** To do **
Would you please restate every record exactly as written?

** Material provided **
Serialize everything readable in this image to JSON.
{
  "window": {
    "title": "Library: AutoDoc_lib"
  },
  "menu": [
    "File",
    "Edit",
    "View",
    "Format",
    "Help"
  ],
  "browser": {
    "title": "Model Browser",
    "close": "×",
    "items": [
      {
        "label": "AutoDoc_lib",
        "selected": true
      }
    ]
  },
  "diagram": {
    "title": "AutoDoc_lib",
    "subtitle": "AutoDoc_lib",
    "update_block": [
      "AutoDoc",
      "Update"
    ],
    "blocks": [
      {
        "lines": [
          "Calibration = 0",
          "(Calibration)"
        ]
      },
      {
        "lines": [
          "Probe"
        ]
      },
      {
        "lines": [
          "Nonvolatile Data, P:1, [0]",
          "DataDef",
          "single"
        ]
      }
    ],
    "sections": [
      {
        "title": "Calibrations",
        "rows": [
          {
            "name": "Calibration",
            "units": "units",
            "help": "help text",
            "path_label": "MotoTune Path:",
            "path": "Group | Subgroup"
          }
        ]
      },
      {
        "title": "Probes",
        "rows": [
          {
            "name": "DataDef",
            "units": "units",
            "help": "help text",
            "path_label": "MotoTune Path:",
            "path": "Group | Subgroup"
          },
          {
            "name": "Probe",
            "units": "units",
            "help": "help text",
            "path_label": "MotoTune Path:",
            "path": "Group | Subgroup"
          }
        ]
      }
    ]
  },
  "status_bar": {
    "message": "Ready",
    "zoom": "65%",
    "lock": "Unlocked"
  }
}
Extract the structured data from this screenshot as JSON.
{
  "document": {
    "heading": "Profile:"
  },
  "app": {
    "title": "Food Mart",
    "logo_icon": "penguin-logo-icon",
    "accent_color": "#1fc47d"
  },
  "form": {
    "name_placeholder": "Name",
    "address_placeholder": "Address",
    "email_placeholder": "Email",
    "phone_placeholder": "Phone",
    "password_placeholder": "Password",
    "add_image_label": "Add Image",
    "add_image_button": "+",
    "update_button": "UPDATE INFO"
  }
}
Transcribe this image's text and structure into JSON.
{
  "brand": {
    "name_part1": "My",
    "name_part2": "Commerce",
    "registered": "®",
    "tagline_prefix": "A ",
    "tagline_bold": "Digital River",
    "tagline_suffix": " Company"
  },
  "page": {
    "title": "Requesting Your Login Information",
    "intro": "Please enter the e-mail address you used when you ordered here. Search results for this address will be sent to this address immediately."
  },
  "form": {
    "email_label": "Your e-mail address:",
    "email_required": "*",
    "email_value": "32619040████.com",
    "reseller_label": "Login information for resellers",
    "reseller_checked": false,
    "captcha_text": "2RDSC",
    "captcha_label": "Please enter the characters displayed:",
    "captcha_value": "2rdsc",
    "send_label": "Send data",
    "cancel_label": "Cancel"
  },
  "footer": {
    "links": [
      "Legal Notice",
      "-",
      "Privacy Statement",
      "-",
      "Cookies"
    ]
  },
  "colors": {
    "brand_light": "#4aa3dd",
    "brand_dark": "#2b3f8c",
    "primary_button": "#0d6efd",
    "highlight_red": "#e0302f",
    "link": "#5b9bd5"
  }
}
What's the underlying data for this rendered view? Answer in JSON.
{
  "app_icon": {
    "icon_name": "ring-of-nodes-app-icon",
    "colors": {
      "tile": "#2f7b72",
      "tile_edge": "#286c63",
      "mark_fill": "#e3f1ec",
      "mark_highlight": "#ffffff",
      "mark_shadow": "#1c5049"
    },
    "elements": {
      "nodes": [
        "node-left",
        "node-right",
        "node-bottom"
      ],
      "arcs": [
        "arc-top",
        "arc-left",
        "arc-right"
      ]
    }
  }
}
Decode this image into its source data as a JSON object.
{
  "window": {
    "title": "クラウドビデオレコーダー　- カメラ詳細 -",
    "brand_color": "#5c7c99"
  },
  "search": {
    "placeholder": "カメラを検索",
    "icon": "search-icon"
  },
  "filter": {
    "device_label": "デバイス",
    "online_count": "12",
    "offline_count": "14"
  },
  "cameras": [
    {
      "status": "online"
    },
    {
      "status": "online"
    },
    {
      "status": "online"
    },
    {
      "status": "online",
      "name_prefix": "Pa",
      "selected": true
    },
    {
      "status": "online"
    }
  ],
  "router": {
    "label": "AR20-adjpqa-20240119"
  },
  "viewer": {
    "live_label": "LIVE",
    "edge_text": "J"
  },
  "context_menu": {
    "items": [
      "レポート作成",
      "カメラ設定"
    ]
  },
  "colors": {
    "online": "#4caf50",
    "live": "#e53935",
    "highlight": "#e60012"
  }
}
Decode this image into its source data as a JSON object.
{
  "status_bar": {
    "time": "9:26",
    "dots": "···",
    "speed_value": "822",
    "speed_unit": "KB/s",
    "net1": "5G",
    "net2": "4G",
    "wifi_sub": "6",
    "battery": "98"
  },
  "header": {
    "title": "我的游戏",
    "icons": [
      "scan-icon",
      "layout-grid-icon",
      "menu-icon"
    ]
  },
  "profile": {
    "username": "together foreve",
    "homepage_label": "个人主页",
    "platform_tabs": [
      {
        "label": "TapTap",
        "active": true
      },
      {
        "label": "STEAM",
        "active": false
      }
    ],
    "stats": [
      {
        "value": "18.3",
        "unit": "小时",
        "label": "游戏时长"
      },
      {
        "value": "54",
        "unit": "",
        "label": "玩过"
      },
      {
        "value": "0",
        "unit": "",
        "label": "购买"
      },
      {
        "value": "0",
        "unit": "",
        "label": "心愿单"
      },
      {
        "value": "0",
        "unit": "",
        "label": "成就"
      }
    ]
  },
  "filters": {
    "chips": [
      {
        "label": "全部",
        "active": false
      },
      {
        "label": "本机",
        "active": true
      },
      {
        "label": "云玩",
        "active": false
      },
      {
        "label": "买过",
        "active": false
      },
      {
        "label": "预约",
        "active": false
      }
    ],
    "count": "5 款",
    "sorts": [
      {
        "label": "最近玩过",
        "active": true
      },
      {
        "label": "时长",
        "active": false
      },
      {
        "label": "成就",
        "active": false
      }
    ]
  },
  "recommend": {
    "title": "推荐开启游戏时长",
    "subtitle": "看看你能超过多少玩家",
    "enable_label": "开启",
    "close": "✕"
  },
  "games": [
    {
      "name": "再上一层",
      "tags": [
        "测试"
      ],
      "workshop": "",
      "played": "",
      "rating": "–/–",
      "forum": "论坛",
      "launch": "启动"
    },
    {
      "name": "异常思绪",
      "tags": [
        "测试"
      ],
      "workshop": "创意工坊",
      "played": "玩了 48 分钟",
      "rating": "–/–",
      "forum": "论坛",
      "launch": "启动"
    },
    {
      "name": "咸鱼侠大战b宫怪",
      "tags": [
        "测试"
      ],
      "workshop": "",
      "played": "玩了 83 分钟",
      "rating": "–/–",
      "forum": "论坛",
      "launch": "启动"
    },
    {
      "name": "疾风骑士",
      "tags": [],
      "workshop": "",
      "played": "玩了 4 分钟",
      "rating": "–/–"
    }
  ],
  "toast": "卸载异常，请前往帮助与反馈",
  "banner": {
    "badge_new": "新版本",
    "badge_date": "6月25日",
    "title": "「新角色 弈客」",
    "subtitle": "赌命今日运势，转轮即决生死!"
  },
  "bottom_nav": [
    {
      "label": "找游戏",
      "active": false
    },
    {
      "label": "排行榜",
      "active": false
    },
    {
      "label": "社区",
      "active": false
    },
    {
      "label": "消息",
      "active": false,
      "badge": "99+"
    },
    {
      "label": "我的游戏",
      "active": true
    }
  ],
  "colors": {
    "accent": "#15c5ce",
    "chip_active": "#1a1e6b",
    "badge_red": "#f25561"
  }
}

** Result below **
Serialize everything readable in this image to JSON.
{
  "window": {
    "title": "Library: AutoDoc_lib"
  },
  "menu": [
    "File",
    "Edit",
    "View",
    "Format",
    "Help"
  ],
  "browser": {
    "title": "Model Browser",
    "close": "×",
    "items": [
      {
        "label": "AutoDoc_lib",
        "selected": true
      }
    ]
  },
  "diagram": {
    "title": "AutoDoc_lib",
    "subtitle": "AutoDoc_lib",
    "update_block": [
      "AutoDoc",
      "Update"
    ],
    "blocks": [
      {
        "lines": [
          "Calibration = 0",
          "(Calibration)"
        ]
      },
      {
        "lines": [
          "Probe"
        ]
      },
      {
        "lines": [
          "Nonvolatile Data, P:1, [0]",
          "DataDef",
          "single"
        ]
      }
    ],
    "sections": [
      {
        "title": "Calibrations",
        "rows": [
          {
            "name": "Calibration",
            "units": "units",
            "help": "help text",
            "path_label": "MotoTune Path:",
            "path": "Group | Subgroup"
          }
        ]
      },
      {
        "title": "Probes",
        "rows": [
          {
            "name": "DataDef",
            "units": "units",
            "help": "help text",
            "path_label": "MotoTune Path:",
            "path": "Group | Subgroup"
          },
          {
            "name": "Probe",
            "units": "units",
            "help": "help text",
            "path_label": "MotoTune Path:",
            "path": "Group | Subgroup"
          }
        ]
      }
    ]
  },
  "status_bar": {
    "message": "Ready",
    "zoom": "65%",
    "lock": "Unlocked"
  }
}
Extract the structured data from this screenshot as JSON.
{
  "document": {
    "heading": "Profile:"
  },
  "app": {
    "title": "Food Mart",
    "logo_icon": "penguin-logo-icon",
    "accent_color": "#1fc47d"
  },
  "form": {
    "name_placeholder": "Name",
    "address_placeholder": "Address",
    "email_placeholder": "Email",
    "phone_placeholder": "Phone",
    "password_placeholder": "Password",
    "add_image_label": "Add Image",
    "add_image_button": "+",
    "update_button": "UPDATE INFO"
  }
}
Transcribe this image's text and structure into JSON.
{
  "brand": {
    "name_part1": "My",
    "name_part2": "Commerce",
    "registered": "®",
    "tagline_prefix": "A ",
    "tagline_bold": "Digital River",
    "tagline_suffix": " Company"
  },
  "page": {
    "title": "Requesting Your Login Information",
    "intro": "Please enter the e-mail address you used when you ordered here. Search results for this address will be sent to this address immediately."
  },
  "form": {
    "email_label": "Your e-mail address:",
    "email_required": "*",
    "email_value": "32619040████.com",
    "reseller_label": "Login information for resellers",
    "reseller_checked": false,
    "captcha_text": "2RDSC",
    "captcha_label": "Please enter the characters displayed:",
    "captcha_value": "2rdsc",
    "send_label": "Send data",
    "cancel_label": "Cancel"
  },
  "footer": {
    "links": [
      "Legal Notice",
      "-",
      "Privacy Statement",
      "-",
      "Cookies"
    ]
  },
  "colors": {
    "brand_light": "#4aa3dd",
    "brand_dark": "#2b3f8c",
    "primary_button": "#0d6efd",
    "highlight_red": "#e0302f",
    "link": "#5b9bd5"
  }
}
What's the underlying data for this rendered view? Answer in JSON.
{
  "app_icon": {
    "icon_name": "ring-of-nodes-app-icon",
    "colors": {
      "tile": "#2f7b72",
      "tile_edge": "#286c63",
      "mark_fill": "#e3f1ec",
      "mark_highlight": "#ffffff",
      "mark_shadow": "#1c5049"
    },
    "elements": {
      "nodes": [
        "node-left",
        "node-right",
        "node-bottom"
      ],
      "arcs": [
        "arc-top",
        "arc-left",
        "arc-right"
      ]
    }
  }
}
Decode this image into its source data as a JSON object.
{
  "window": {
    "title": "クラウドビデオレコーダー　- カメラ詳細 -",
    "brand_color": "#5c7c99"
  },
  "search": {
    "placeholder": "カメラを検索",
    "icon": "search-icon"
  },
  "filter": {
    "device_label": "デバイス",
    "online_count": "12",
    "offline_count": "14"
  },
  "cameras": [
    {
      "status": "online"
    },
    {
      "status": "online"
    },
    {
      "status": "online"
    },
    {
      "status": "online",
      "name_prefix": "Pa",
      "selected": true
    },
    {
      "status": "online"
    }
  ],
  "router": {
    "label": "AR20-adjpqa-20240119"
  },
  "viewer": {
    "live_label": "LIVE",
    "edge_text": "J"
  },
  "context_menu": {
    "items": [
      "レポート作成",
      "カメラ設定"
    ]
  },
  "colors": {
    "online": "#4caf50",
    "live": "#e53935",
    "highlight": "#e60012"
  }
}
Decode this image into its source data as a JSON object.
{
  "status_bar": {
    "time": "9:26",
    "dots": "···",
    "speed_value": "822",
    "speed_unit": "KB/s",
    "net1": "5G",
    "net2": "4G",
    "wifi_sub": "6",
    "battery": "98"
  },
  "header": {
    "title": "我的游戏",
    "icons": [
      "scan-icon",
      "layout-grid-icon",
      "menu-icon"
    ]
  },
  "profile": {
    "username": "together foreve",
    "homepage_label": "个人主页",
    "platform_tabs": [
      {
        "label": "TapTap",
        "active": true
      },
      {
        "label": "STEAM",
        "active": false
      }
    ],
    "stats": [
      {
        "value": "18.3",
        "unit": "小时",
        "label": "游戏时长"
      },
      {
        "value": "54",
        "unit": "",
        "label": "玩过"
      },
      {
        "value": "0",
        "unit": "",
        "label": "购买"
      },
      {
        "value": "0",
        "unit": "",
        "label": "心愿单"
      },
      {
        "value": "0",
        "unit": "",
        "label": "成就"
      }
    ]
  },
  "filters": {
    "chips": [
      {
        "label": "全部",
        "active": false
      },
      {
        "label": "本机",
        "active": true
      },
      {
        "label": "云玩",
        "active": false
      },
      {
        "label": "买过",
        "active": false
      },
      {
        "label": "预约",
        "active": false
      }
    ],
    "count": "5 款",
    "sorts": [
      {
        "label": "最近玩过",
        "active": true
      },
      {
        "label": "时长",
        "active": false
      },
      {
        "label": "成就",
        "active": false
      }
    ]
  },
  "recommend": {
    "title": "推荐开启游戏时长",
    "subtitle": "看看你能超过多少玩家",
    "enable_label": "开启",
    "close": "✕"
  },
  "games": [
    {
      "name": "再上一层",
      "tags": [
        "测试"
      ],
      "workshop": "",
      "played": "",
      "rating": "–/–",
      "forum": "论坛",
      "launch": "启动"
    },
    {
      "name": "异常思绪",
      "tags": [
        "测试"
      ],
      "workshop": "创意工坊",
      "played": "玩了 48 分钟",
      "rating": "–/–",
      "forum": "论坛",
      "launch": "启动"
    },
    {
      "name": "咸鱼侠大战b宫怪",
      "tags": [
        "测试"
      ],
      "workshop": "",
      "played": "玩了 83 分钟",
      "rating": "–/–",
      "forum": "论坛",
      "launch": "启动"
    },
    {
      "name": "疾风骑士",
      "tags": [],
      "workshop": "",
      "played": "玩了 4 分钟",
      "rating": "–/–"
    }
  ],
  "toast": "卸载异常，请前往帮助与反馈",
  "banner": {
    "badge_new": "新版本",
    "badge_date": "6月25日",
    "title": "「新角色 弈客」",
    "subtitle": "赌命今日运势，转轮即决生死!"
  },
  "bottom_nav": [
    {
      "label": "找游戏",
      "active": false
    },
    {
      "label": "排行榜",
      "active": false
    },
    {
      "label": "社区",
      "active": false
    },
    {
      "label": "消息",
      "active": false,
      "badge": "99+"
    },
    {
      "label": "我的游戏",
      "active": true
    }
  ],
  "colors": {
    "accent": "#15c5ce",
    "chip_active": "#1a1e6b",
    "badge_red": "#f25561"
  }
}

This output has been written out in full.